=== Exercise details ===
Set down the listing exactly as given, minus images.

=== Records provided ===
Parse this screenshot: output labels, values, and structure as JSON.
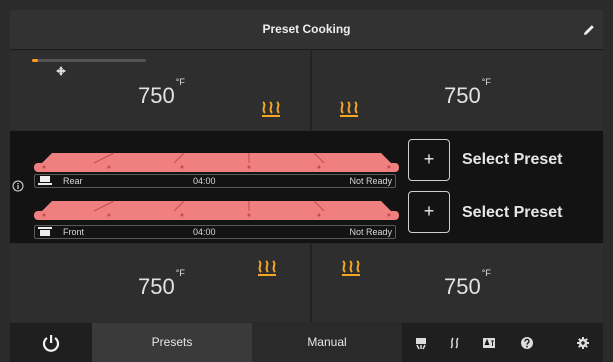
{
  "header": {
    "title": "Preset Cooking",
    "edit_icon": "pencil-icon"
  },
  "progress": {
    "fraction": 0.05,
    "accent": "#ff9a1f"
  },
  "zones": {
    "top_left": {
      "temp": "750",
      "unit": "°F"
    },
    "top_right": {
      "temp": "750",
      "unit": "°F"
    },
    "bottom_left": {
      "temp": "750",
      "unit": "°F"
    },
    "bottom_right": {
      "temp": "750",
      "unit": "°F"
    }
  },
  "platens": [
    {
      "position": "Rear",
      "time": "04:00",
      "status": "Not Ready",
      "select_label": "Select Preset",
      "add_symbol": "+"
    },
    {
      "position": "Front",
      "time": "04:00",
      "status": "Not Ready",
      "select_label": "Select Preset",
      "add_symbol": "+"
    }
  ],
  "footer": {
    "power_icon": "power-icon",
    "tabs": [
      {
        "label": "Presets",
        "active": true
      },
      {
        "label": "Manual",
        "active": false
      }
    ],
    "icons": [
      "cleaning-icon",
      "steam-icon",
      "translate-icon",
      "help-icon",
      "settings-icon"
    ]
  },
  "colors": {
    "heat": "#f5a623",
    "platen": "#f08080",
    "platen_dark": "#e05a5a"
  }
}
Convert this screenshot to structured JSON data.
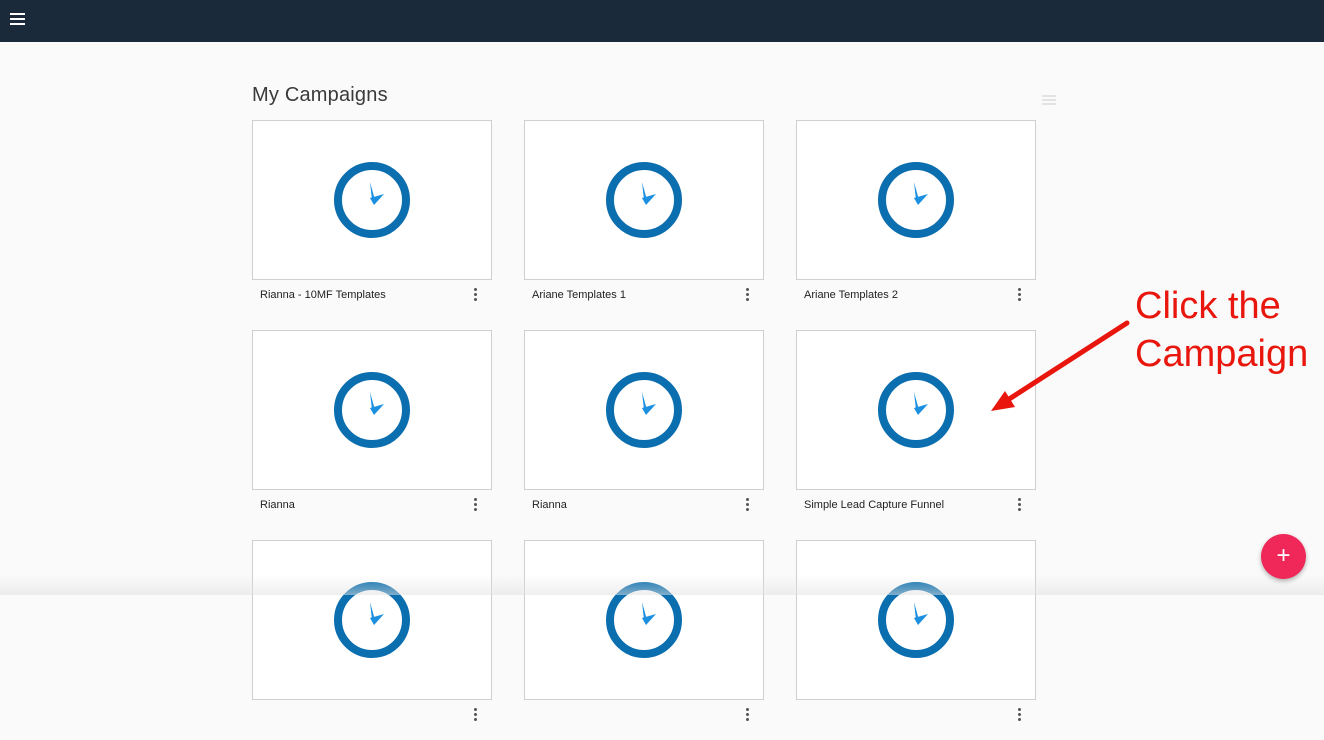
{
  "header": {
    "menu_icon": "hamburger-menu-icon",
    "background": "#1b2a3a"
  },
  "main": {
    "title": "My Campaigns",
    "view_toggle_icon": "list-view-icon"
  },
  "campaigns": [
    {
      "name": "Rianna - 10MF Templates",
      "thumbnail_icon": "clock-icon"
    },
    {
      "name": "Ariane Templates 1",
      "thumbnail_icon": "clock-icon"
    },
    {
      "name": "Ariane Templates 2",
      "thumbnail_icon": "clock-icon"
    },
    {
      "name": "Rianna",
      "thumbnail_icon": "clock-icon"
    },
    {
      "name": "Rianna",
      "thumbnail_icon": "clock-icon"
    },
    {
      "name": "Simple Lead Capture Funnel",
      "thumbnail_icon": "clock-icon"
    },
    {
      "name": "",
      "thumbnail_icon": "clock-icon"
    },
    {
      "name": "",
      "thumbnail_icon": "clock-icon"
    },
    {
      "name": "",
      "thumbnail_icon": "clock-icon"
    }
  ],
  "annotation": {
    "line1": "Click the",
    "line2": "Campaign",
    "color": "#e8160c"
  },
  "fab": {
    "label": "+",
    "color": "#f0285a"
  },
  "colors": {
    "clock_ring": "#0b6eae",
    "clock_hand": "#1c8fe0"
  }
}
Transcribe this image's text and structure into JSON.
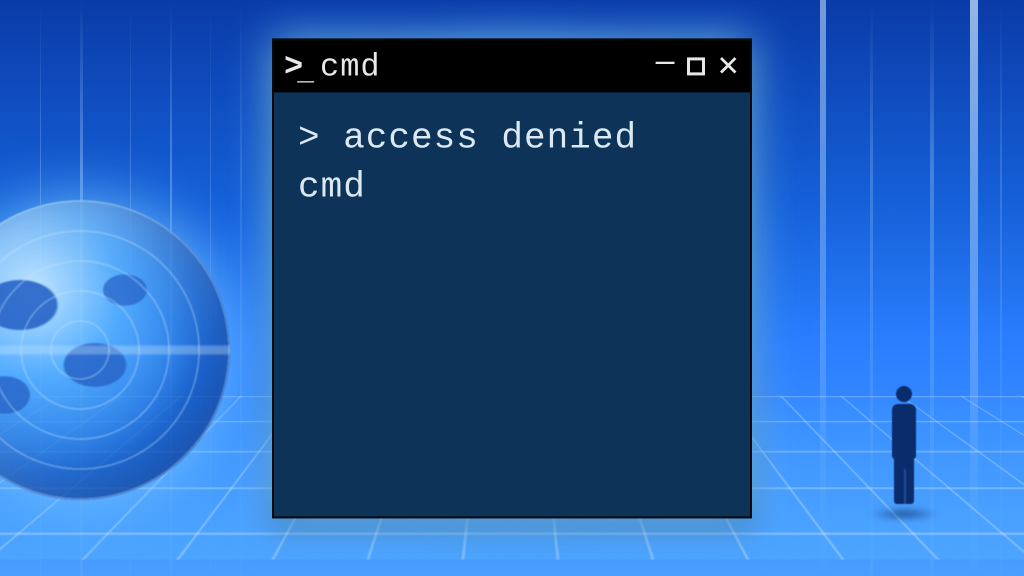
{
  "window": {
    "title": "cmd",
    "prompt_icon_gt": ">",
    "prompt_icon_underscore": "_",
    "controls": {
      "minimize": "–",
      "close": "✕"
    }
  },
  "terminal": {
    "line1": "> access denied cmd"
  },
  "colors": {
    "terminal_bg": "#0d3358",
    "titlebar_bg": "#000000",
    "text": "#dce8f2",
    "glow": "#78c8ff"
  }
}
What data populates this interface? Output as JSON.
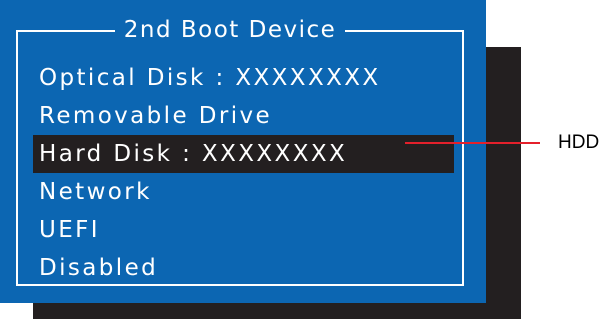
{
  "dialog": {
    "title": "2nd Boot Device",
    "options": [
      {
        "label": "Optical Disk : XXXXXXXX",
        "selected": false
      },
      {
        "label": "Removable Drive",
        "selected": false
      },
      {
        "label": "Hard Disk : XXXXXXXX",
        "selected": true
      },
      {
        "label": "Network",
        "selected": false
      },
      {
        "label": "UEFI",
        "selected": false
      },
      {
        "label": "Disabled",
        "selected": false
      }
    ]
  },
  "callout": {
    "label": "HDD",
    "line_color": "#e4202b"
  },
  "colors": {
    "dialog_background": "#0c66b2",
    "shadow": "#231f20",
    "highlight": "#231f20",
    "text": "#ffffff"
  }
}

=== Answer for the task ===
Parse this screenshot: output labels, values, and structure as JSON.
{
  "header": {
    "title": "Preset Cooking",
    "edit_icon": "pencil-icon"
  },
  "progress": {
    "fraction": 0.05,
    "accent": "#ff9a1f"
  },
  "zones": {
    "top_left": {
      "temp": "750",
      "unit": "°F"
    },
    "top_right": {
      "temp": "750",
      "unit": "°F"
    },
    "bottom_left": {
      "temp": "750",
      "unit": "°F"
    },
    "bottom_right": {
      "temp": "750",
      "unit": "°F"
    }
  },
  "platens": [
    {
      "position": "Rear",
      "time": "04:00",
      "status": "Not Ready",
      "select_label": "Select Preset",
      "add_symbol": "+"
    },
    {
      "position": "Front",
      "time": "04:00",
      "status": "Not Ready",
      "select_label": "Select Preset",
      "add_symbol": "+"
    }
  ],
  "footer": {
    "power_icon": "power-icon",
    "tabs": [
      {
        "label": "Presets",
        "active": true
      },
      {
        "label": "Manual",
        "active": false
      }
    ],
    "icons": [
      "cleaning-icon",
      "steam-icon",
      "translate-icon",
      "help-icon",
      "settings-icon"
    ]
  },
  "colors": {
    "heat": "#f5a623",
    "platen": "#f08080",
    "platen_dark": "#e05a5a"
  }
}
Convert this screenshot to structured JSON data.
{
  "header": {
    "menu_icon": "hamburger-menu-icon",
    "background": "#1b2a3a"
  },
  "main": {
    "title": "My Campaigns",
    "view_toggle_icon": "list-view-icon"
  },
  "campaigns": [
    {
      "name": "Rianna - 10MF Templates",
      "thumbnail_icon": "clock-icon"
    },
    {
      "name": "Ariane Templates 1",
      "thumbnail_icon": "clock-icon"
    },
    {
      "name": "Ariane Templates 2",
      "thumbnail_icon": "clock-icon"
    },
    {
      "name": "Rianna",
      "thumbnail_icon": "clock-icon"
    },
    {
      "name": "Rianna",
      "thumbnail_icon": "clock-icon"
    },
    {
      "name": "Simple Lead Capture Funnel",
      "thumbnail_icon": "clock-icon"
    },
    {
      "name": "",
      "thumbnail_icon": "clock-icon"
    },
    {
      "name": "",
      "thumbnail_icon": "clock-icon"
    },
    {
      "name": "",
      "thumbnail_icon": "clock-icon"
    }
  ],
  "annotation": {
    "line1": "Click the",
    "line2": "Campaign",
    "color": "#e8160c"
  },
  "fab": {
    "label": "+",
    "color": "#f0285a"
  },
  "colors": {
    "clock_ring": "#0b6eae",
    "clock_hand": "#1c8fe0"
  }
}
Transcribe this image's text and structure into JSON.
{
  "window": {
    "title": "cmd",
    "prompt_icon_gt": ">",
    "prompt_icon_underscore": "_",
    "controls": {
      "minimize": "–",
      "close": "✕"
    }
  },
  "terminal": {
    "line1": "> access denied cmd"
  },
  "colors": {
    "terminal_bg": "#0d3358",
    "titlebar_bg": "#000000",
    "text": "#dce8f2",
    "glow": "#78c8ff"
  }
}
What data populates this interface? Output as JSON.
{
  "dialog": {
    "title": "2nd Boot Device",
    "options": [
      {
        "label": "Optical Disk : XXXXXXXX",
        "selected": false
      },
      {
        "label": "Removable Drive",
        "selected": false
      },
      {
        "label": "Hard Disk : XXXXXXXX",
        "selected": true
      },
      {
        "label": "Network",
        "selected": false
      },
      {
        "label": "UEFI",
        "selected": false
      },
      {
        "label": "Disabled",
        "selected": false
      }
    ]
  },
  "callout": {
    "label": "HDD",
    "line_color": "#e4202b"
  },
  "colors": {
    "dialog_background": "#0c66b2",
    "shadow": "#231f20",
    "highlight": "#231f20",
    "text": "#ffffff"
  }
}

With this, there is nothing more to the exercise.